The Edinburgh-based firm has written to a number of its customers asking them if they still have a relationship with their financial adviser. If they do not, or if Aegon does not receive a response within 28 days, it is taking the adviser off the policy.
Letters were sent following Aegon’s launch of Retiready, a new “direct-to-consumer” service. However, the tactic of contacting clients directly has angered some IFAs. Carl Melvin, a certified and chartered financial planner at Affluent Financial Planning in Bridge of Weir, said he only found out from his client that Aegon had been in touch regarding their relationship.
“We asked Aegon for an explanation and were informed that as we had not called Aegon for plan information nor accessed their website in recent months, this letter was sent to the client,” he said.
“We explained that we do not need to contact them for plan information as we have price feeds and up-to-date plan details held on record.”
Melvin then discovered he had been removed from the policy before the 28 days had expired.
“It is a clear intention to poach clients, deny them access to independent advice, turn off trail [ongoing commission] and wrest control from IFAs. The decision not to copy the adviser into the direct letter to the client may be seen by some as their way of removing the incumbent adviser from the relationship and pocketing the commission for themselves.”
Aegon said Affluent’s removal from the policy arose from confusion over another of the IFA’s trading names, Pension Transfer Solutions (PTS).
“We wrote to the customer to tell them that we had their adviser registered at PTS and asked them whether they were still in touch,” a spokesman said. “It is likely the customer did not recognise the name Pension Transfer Solutions and contacted us to say that their adviser was at Affluent.”
But Melvin challenged that version of events. “The client did not contact Aegon to advise that Affluent [rather than PTS] was still IFA for the plan. We contacted Aegon as soon as we found out they had written directly to the client to challenge them on why they had done so.”
Similar complaints have been made by other advice firms. They are a consequence of Aegon’s decision to go direct to the client, said Mark Locke, head of PR and external communications at Edinburgh-based consultancy The Lang Cat.
“If a customer is not receiving ongoing services Aegon is quite right to be offering a cheaper, direct alternative. I have no problem with that,” he said. “However, if Aegon is contacting advised customers directly, without including the servicing adviser in that communication, they are likely to run into hot water. It’s a very emotive topic and some advisers will take issue with being cut out of the communications loop.”
The company says its intention is to ensure that people aren’t paying trail commission to advisers they no longer use.
A spokesman said: “We are writing to a small number of customers to ensure we know if they have access to ongoing advice.

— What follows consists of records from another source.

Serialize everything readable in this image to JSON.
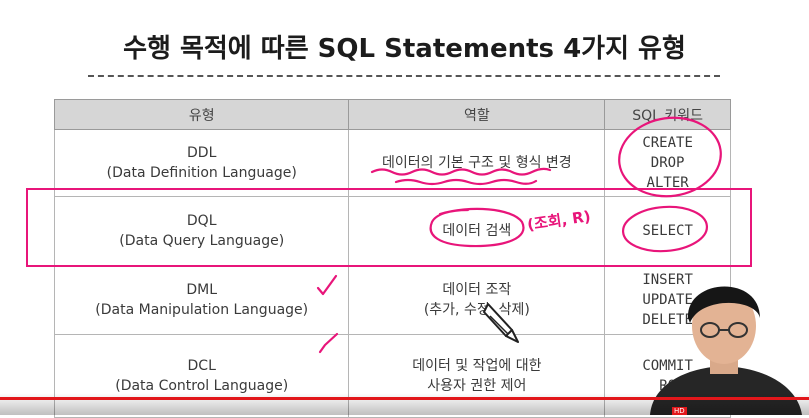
{
  "slide": {
    "title": "수행 목적에 따른 SQL Statements 4가지 유형",
    "table": {
      "headers": [
        "유형",
        "역할",
        "SQL 키워드"
      ],
      "rows": [
        {
          "type": "DDL",
          "type_full": "(Data Definition Language)",
          "role": "데이터의 기본 구조 및 형식 변경",
          "role2": "",
          "keywords": [
            "CREATE",
            "DROP",
            "ALTER"
          ]
        },
        {
          "type": "DQL",
          "type_full": "(Data Query Language)",
          "role": "데이터 검색",
          "role2": "",
          "keywords": [
            "SELECT"
          ]
        },
        {
          "type": "DML",
          "type_full": "(Data Manipulation Language)",
          "role": "데이터 조작",
          "role2": "(추가, 수정, 삭제)",
          "keywords": [
            "INSERT",
            "UPDATE",
            "DELETE"
          ]
        },
        {
          "type": "DCL",
          "type_full": "(Data Control Language)",
          "role": "데이터 및 작업에 대한",
          "role2": "사용자 권한 제어",
          "keywords": [
            "COMMIT",
            "RO"
          ]
        }
      ]
    },
    "handwritten_note": "(조회, R)"
  },
  "player": {
    "hd_label": "HD"
  },
  "colors": {
    "annotation": "#e8157a",
    "progress": "#e2171b",
    "header_bg": "#d6d6d6"
  }
}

Since the implementation of the retail distribution review [which banned commission] and in line with the broader market we have received an increased number of calls from customers looking for information in relation to policies.”